(Work task): Copy out each line of the data that contains "number".

(Dataset rows for apps and sites):
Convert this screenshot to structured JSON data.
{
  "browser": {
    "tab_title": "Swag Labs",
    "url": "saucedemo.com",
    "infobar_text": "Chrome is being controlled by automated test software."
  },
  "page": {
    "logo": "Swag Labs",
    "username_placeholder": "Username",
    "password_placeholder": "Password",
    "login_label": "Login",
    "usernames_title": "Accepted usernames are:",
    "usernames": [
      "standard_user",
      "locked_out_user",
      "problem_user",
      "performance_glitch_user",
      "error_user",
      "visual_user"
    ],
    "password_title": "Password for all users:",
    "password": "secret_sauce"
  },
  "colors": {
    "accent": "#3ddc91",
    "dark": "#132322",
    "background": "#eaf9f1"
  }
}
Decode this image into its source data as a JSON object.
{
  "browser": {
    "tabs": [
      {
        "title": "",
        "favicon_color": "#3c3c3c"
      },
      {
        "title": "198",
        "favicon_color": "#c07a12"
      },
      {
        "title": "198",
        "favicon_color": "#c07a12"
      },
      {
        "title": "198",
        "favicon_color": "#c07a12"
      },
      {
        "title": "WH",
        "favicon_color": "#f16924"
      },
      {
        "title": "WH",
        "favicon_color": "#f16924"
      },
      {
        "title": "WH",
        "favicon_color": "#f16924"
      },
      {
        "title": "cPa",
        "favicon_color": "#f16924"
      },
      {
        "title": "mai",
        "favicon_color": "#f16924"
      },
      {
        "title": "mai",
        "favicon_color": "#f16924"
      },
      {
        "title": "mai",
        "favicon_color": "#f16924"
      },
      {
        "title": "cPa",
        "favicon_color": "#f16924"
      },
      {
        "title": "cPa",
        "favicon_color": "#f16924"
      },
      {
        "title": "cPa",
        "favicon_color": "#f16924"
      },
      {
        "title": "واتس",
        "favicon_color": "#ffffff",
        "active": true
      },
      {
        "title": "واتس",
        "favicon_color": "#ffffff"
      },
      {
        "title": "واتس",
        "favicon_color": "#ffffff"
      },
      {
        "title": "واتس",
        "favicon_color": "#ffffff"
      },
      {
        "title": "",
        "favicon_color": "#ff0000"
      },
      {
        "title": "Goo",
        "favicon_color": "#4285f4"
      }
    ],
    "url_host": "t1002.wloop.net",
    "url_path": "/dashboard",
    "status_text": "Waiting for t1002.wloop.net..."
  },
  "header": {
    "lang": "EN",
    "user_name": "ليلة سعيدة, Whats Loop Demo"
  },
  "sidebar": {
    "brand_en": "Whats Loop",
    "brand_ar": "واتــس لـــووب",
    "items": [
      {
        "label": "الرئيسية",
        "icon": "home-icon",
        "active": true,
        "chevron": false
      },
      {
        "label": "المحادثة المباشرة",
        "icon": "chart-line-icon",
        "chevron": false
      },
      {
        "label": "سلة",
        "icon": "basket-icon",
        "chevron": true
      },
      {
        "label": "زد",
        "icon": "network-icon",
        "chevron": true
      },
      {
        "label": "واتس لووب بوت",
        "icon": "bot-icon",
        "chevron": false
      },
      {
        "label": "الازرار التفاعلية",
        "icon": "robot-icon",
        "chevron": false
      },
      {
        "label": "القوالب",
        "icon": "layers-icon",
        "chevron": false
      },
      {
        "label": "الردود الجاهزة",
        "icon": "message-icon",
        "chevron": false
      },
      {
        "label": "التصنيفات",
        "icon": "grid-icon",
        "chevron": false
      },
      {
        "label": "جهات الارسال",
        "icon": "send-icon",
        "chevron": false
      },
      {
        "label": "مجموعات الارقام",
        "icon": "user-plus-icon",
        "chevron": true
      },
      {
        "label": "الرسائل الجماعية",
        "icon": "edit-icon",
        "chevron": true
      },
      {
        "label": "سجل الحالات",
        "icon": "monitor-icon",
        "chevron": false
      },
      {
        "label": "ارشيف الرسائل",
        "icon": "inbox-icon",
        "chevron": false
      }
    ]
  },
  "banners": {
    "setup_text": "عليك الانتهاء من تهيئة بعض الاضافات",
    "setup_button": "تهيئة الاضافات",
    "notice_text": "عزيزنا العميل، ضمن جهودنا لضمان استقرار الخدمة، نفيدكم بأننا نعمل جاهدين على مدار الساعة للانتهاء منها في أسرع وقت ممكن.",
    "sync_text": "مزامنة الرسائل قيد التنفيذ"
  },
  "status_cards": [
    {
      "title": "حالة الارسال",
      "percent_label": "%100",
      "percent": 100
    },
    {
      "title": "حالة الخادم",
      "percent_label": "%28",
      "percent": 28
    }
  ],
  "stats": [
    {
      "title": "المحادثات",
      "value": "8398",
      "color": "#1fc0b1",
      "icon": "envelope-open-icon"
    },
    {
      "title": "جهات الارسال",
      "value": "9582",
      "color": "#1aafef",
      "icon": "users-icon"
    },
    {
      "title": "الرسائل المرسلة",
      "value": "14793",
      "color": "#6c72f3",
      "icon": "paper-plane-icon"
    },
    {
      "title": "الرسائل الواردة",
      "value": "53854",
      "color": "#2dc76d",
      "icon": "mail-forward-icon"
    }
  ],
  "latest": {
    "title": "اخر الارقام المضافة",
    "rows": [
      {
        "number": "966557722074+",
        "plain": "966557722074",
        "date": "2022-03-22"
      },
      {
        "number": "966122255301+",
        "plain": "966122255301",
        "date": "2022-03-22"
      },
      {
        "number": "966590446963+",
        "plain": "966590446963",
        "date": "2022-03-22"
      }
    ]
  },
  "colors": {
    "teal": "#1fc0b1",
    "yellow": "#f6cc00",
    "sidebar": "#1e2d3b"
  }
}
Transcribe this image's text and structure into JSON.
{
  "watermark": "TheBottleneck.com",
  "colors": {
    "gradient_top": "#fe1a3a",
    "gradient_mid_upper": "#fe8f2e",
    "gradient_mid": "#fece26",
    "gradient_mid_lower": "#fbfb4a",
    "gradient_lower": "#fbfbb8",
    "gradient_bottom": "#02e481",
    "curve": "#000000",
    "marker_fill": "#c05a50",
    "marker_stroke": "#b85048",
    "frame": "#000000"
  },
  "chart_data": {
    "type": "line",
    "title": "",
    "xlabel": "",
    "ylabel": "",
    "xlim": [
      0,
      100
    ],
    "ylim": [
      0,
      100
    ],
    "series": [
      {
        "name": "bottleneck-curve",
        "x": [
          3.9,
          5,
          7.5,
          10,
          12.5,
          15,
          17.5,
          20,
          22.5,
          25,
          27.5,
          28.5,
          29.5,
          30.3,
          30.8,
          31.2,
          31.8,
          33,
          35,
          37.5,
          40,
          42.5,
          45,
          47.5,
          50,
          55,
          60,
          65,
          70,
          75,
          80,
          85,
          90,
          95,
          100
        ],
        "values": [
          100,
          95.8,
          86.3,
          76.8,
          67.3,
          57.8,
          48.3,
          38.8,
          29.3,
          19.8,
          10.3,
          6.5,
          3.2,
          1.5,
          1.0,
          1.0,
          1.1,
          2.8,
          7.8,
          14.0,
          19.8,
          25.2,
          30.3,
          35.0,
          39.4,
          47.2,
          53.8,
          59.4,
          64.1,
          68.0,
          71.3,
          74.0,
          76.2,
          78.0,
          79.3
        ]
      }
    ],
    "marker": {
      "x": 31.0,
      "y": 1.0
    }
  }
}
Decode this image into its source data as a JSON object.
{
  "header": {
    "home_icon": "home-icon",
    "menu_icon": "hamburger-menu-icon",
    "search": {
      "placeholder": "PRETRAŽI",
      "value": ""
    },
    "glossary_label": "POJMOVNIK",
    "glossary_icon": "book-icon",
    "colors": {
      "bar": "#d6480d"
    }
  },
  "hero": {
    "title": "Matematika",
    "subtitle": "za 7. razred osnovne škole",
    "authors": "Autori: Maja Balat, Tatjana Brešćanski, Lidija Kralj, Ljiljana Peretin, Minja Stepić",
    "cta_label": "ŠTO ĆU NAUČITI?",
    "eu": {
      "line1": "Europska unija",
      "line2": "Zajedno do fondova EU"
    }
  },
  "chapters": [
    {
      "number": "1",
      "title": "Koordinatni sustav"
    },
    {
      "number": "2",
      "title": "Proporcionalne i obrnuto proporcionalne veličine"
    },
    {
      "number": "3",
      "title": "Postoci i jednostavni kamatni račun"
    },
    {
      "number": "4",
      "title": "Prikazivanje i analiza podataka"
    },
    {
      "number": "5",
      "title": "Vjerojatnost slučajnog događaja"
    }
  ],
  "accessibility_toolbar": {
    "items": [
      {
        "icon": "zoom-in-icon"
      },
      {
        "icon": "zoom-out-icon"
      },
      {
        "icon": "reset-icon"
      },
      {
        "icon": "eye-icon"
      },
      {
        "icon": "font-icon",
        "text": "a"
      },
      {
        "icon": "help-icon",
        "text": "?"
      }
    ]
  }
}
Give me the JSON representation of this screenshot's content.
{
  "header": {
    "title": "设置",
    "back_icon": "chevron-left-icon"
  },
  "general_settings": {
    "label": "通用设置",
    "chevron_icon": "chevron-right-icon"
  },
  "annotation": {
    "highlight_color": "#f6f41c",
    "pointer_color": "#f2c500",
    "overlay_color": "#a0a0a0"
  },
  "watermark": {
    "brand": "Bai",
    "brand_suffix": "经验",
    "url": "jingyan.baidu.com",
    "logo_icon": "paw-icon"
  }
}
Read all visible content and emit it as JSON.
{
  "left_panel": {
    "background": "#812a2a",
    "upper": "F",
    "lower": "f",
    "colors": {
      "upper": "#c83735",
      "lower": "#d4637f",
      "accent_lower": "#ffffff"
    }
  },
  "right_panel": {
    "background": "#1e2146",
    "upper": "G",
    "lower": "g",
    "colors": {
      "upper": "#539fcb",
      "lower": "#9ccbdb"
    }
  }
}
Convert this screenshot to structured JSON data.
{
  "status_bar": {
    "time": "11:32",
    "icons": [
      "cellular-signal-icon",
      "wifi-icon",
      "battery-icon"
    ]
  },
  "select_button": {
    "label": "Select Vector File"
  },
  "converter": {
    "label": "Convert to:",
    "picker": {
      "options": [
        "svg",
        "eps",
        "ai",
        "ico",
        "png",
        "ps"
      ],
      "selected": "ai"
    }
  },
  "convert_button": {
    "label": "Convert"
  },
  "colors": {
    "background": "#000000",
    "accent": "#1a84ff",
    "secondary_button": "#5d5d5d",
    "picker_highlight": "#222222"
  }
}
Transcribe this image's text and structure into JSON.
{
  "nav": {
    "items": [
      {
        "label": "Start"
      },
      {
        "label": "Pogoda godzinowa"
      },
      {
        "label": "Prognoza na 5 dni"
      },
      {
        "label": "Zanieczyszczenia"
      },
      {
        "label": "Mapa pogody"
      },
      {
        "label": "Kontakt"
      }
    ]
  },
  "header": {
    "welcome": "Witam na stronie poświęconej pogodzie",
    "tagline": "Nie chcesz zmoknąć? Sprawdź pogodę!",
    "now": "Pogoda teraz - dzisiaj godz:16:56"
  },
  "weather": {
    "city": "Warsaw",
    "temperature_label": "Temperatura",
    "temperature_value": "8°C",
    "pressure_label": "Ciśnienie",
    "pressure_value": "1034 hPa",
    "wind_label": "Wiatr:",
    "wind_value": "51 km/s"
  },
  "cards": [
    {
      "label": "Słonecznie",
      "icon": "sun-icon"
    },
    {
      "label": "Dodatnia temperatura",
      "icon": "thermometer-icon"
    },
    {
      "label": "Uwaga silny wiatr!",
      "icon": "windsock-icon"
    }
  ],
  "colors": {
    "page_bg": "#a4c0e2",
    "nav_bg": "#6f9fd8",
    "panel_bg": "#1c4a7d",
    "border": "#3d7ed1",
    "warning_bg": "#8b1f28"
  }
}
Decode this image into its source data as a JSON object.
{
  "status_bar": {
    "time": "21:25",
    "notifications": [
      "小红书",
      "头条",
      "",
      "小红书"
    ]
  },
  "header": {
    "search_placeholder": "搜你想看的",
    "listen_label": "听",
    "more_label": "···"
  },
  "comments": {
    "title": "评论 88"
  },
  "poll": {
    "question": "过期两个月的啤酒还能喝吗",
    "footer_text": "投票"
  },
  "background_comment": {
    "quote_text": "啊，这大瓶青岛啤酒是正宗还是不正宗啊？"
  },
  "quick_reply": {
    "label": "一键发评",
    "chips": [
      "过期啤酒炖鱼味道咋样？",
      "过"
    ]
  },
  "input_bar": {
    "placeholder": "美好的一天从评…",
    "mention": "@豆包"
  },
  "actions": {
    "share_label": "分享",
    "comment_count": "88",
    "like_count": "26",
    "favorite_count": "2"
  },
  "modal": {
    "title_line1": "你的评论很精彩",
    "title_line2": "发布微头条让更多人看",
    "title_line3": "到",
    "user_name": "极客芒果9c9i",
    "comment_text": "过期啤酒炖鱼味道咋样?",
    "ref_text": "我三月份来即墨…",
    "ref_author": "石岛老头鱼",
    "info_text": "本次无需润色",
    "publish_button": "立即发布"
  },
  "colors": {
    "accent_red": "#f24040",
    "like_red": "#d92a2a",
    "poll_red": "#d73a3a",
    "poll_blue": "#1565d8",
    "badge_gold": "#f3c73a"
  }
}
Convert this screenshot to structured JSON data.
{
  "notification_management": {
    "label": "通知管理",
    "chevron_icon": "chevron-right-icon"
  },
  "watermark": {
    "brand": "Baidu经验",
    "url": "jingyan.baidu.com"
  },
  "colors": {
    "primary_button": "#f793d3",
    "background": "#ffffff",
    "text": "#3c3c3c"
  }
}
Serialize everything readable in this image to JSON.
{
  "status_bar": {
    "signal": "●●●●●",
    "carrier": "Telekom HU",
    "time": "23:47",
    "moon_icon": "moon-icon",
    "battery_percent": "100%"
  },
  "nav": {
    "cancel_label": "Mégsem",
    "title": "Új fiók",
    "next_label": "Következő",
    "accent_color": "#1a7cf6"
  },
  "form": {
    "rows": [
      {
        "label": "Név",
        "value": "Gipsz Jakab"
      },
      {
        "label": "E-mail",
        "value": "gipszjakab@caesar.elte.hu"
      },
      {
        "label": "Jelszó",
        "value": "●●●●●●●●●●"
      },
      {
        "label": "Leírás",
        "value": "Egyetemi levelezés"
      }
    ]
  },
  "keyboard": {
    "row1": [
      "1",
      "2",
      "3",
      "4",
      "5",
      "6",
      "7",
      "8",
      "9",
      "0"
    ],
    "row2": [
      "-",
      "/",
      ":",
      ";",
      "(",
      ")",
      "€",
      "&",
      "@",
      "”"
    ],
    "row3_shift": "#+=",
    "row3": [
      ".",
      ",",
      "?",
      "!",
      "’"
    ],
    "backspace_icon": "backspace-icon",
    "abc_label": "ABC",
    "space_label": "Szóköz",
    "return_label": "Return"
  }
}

(Your solution):
        "number": "966557722074+",
        "number": "966122255301+",
        "number": "966590446963+",
      "number": "1",
      "number": "2",
      "number": "3",
      "number": "4",
      "number": "5",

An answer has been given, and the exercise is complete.